BEGIN

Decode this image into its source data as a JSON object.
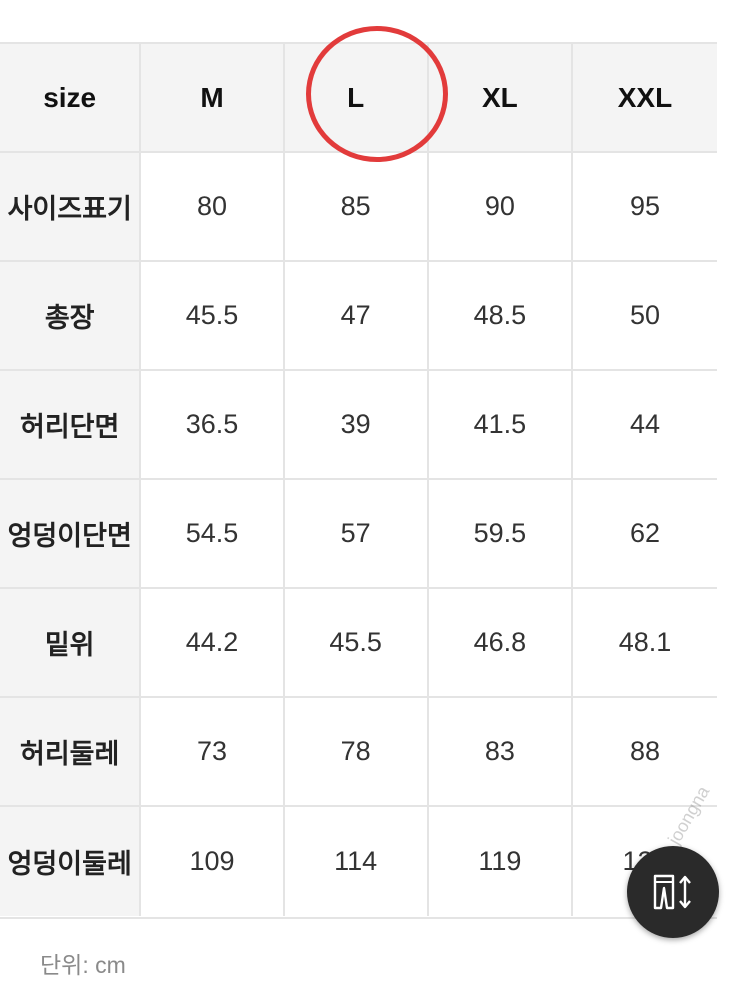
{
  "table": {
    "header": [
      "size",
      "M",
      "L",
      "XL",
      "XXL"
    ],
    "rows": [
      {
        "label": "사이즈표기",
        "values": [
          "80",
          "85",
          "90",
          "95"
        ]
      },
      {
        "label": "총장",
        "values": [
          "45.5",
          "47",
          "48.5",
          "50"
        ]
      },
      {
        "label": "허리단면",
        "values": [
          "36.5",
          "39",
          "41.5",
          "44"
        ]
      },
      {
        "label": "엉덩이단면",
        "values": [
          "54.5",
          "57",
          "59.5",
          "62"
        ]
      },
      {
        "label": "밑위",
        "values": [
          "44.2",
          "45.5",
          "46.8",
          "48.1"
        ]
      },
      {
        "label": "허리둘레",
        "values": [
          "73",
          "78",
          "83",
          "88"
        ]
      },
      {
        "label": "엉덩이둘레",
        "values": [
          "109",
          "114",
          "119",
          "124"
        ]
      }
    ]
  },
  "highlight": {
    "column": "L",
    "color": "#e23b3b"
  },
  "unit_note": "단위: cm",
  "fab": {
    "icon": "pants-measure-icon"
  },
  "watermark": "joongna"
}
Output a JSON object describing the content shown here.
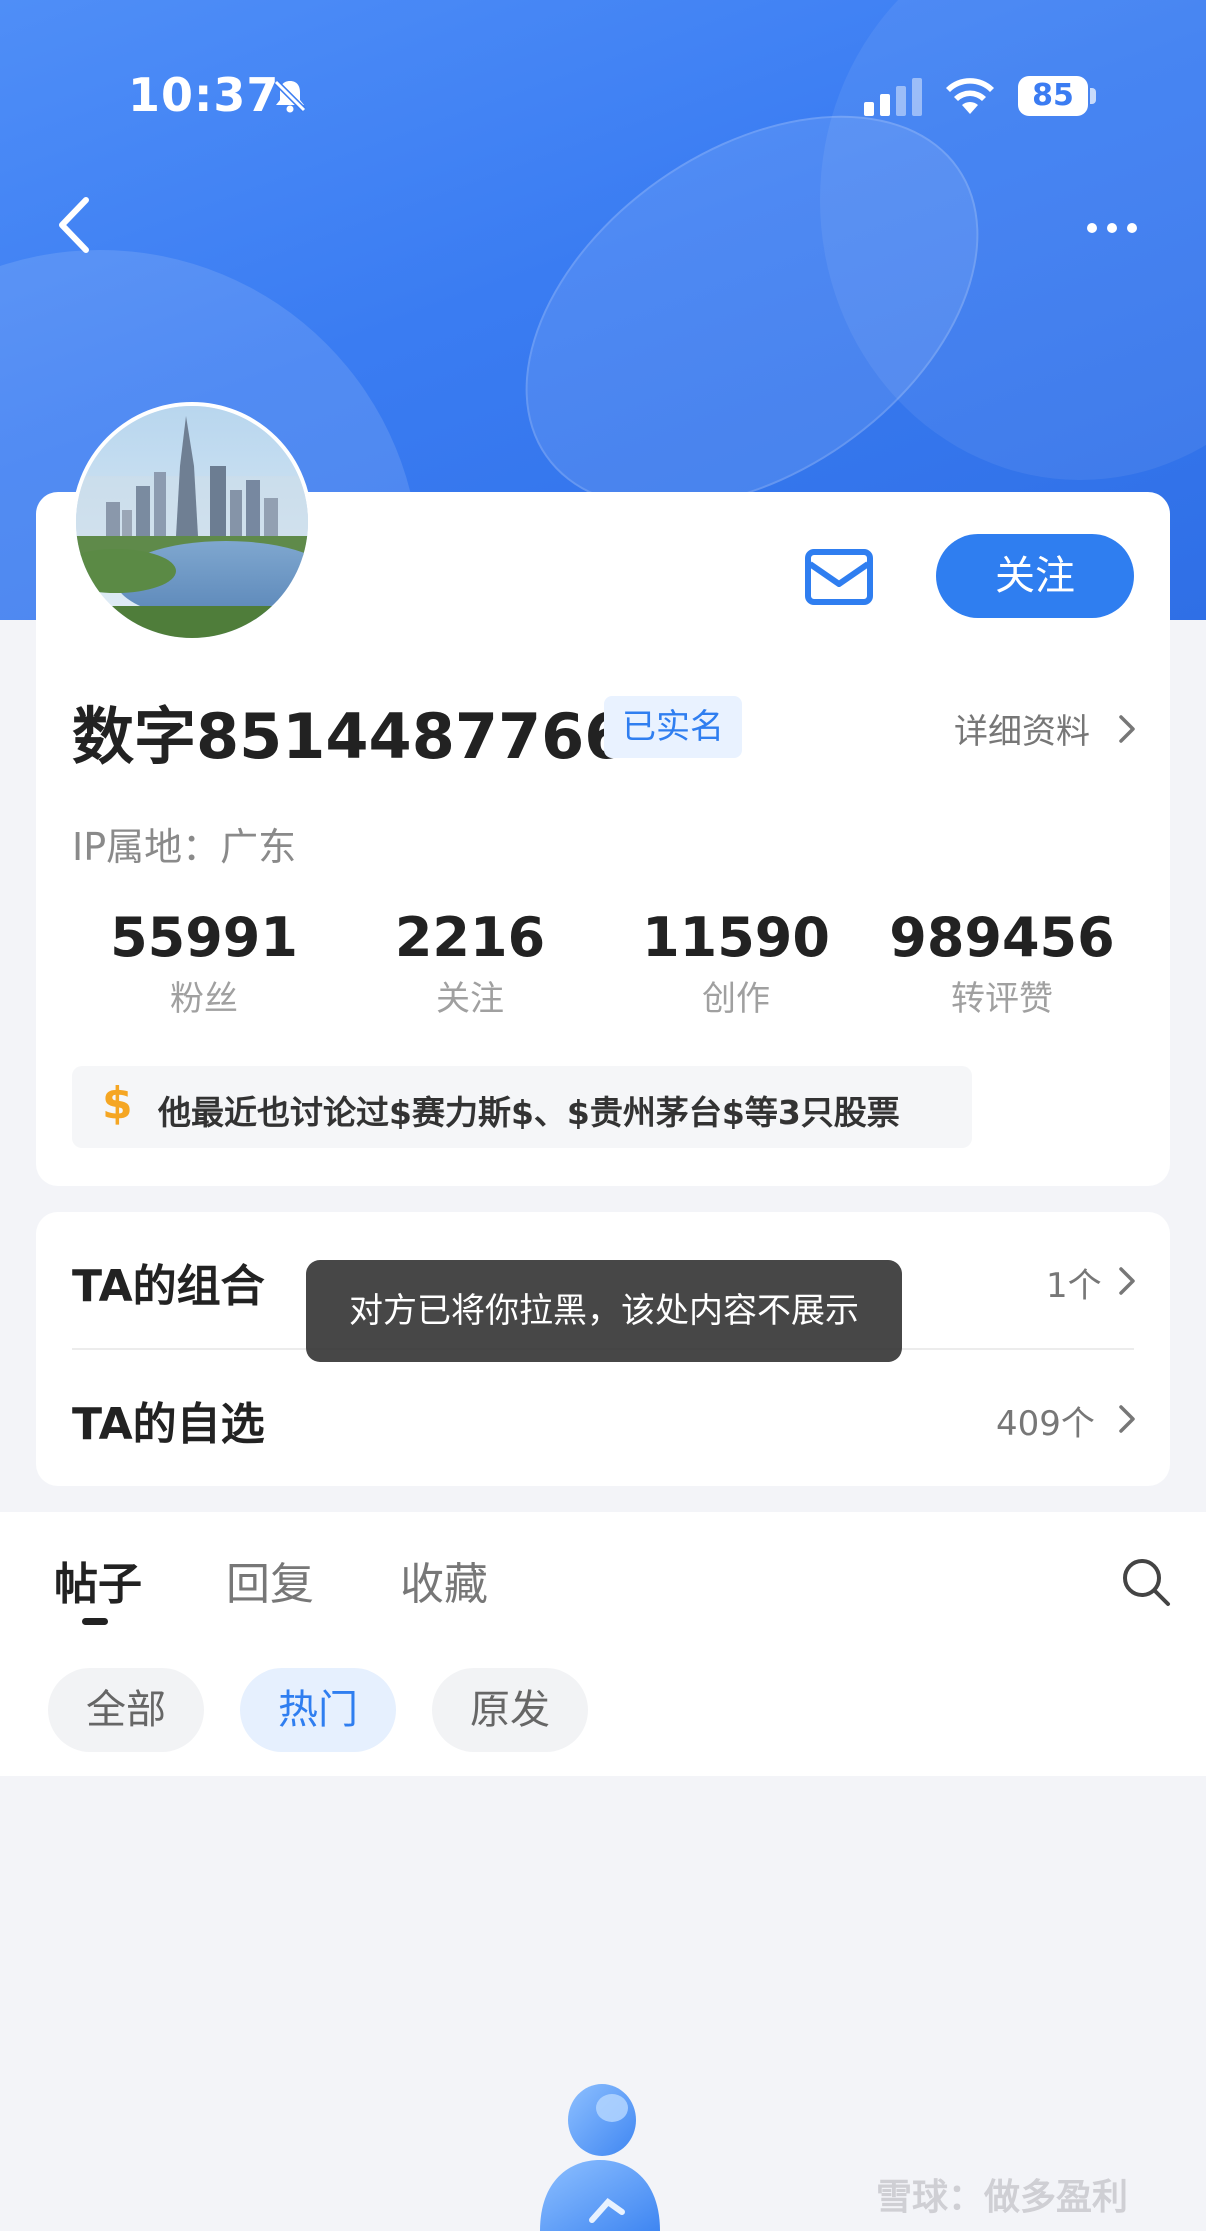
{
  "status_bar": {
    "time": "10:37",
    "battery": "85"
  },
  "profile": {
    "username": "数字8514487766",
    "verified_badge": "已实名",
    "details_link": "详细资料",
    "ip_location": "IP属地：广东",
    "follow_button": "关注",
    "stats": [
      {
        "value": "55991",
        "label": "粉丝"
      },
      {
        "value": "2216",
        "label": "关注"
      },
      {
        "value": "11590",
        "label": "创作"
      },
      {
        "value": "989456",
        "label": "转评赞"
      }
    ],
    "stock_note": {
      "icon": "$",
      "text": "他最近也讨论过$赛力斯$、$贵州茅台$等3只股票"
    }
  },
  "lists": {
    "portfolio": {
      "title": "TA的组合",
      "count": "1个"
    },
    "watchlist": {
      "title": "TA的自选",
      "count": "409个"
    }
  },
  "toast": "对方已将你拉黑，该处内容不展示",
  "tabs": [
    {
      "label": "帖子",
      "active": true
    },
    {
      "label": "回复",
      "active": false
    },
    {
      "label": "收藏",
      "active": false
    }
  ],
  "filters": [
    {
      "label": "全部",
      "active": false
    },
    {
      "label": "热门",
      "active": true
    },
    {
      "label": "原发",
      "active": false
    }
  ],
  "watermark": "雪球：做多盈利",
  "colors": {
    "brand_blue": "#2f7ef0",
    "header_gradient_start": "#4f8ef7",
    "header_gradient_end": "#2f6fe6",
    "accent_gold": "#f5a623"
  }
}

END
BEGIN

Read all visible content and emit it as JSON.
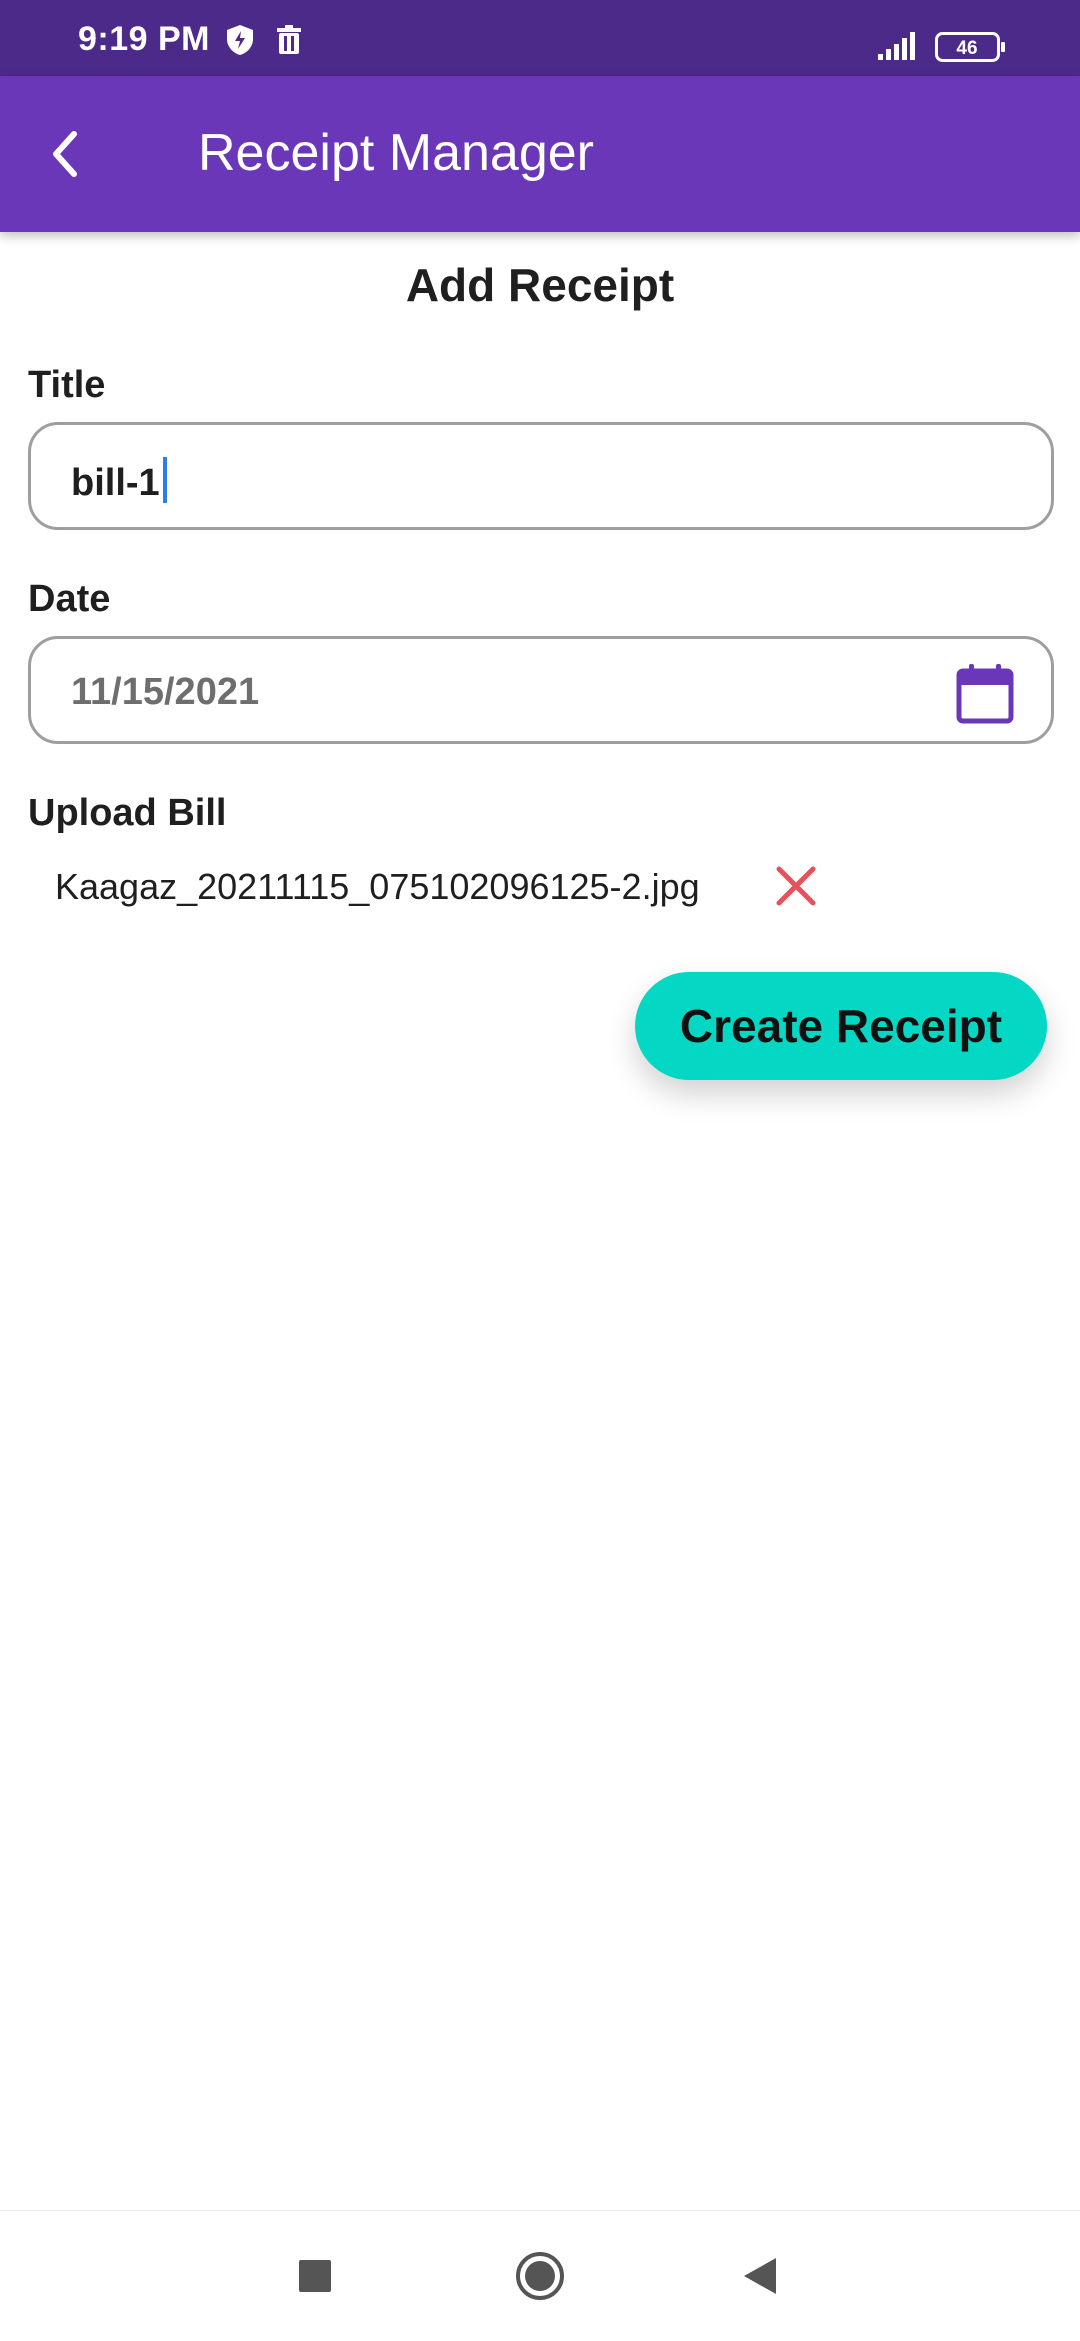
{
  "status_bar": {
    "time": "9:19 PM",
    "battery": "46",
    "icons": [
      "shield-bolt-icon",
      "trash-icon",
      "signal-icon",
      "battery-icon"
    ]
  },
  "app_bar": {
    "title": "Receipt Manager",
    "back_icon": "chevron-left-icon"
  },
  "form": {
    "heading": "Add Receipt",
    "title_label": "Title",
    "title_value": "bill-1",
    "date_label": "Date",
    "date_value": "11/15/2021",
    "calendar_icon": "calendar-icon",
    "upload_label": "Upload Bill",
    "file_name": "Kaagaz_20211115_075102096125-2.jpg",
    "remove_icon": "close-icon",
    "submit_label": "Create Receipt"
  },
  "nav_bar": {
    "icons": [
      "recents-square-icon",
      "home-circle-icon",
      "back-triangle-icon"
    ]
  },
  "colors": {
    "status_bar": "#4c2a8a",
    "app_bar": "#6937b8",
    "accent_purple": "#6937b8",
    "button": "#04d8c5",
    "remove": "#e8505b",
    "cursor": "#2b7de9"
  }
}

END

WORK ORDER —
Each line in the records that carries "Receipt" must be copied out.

YOUR SOLUTION —
    "title": "Receipt Manager",
    "heading": "Add Receipt",
    "submit_label": "Create Receipt"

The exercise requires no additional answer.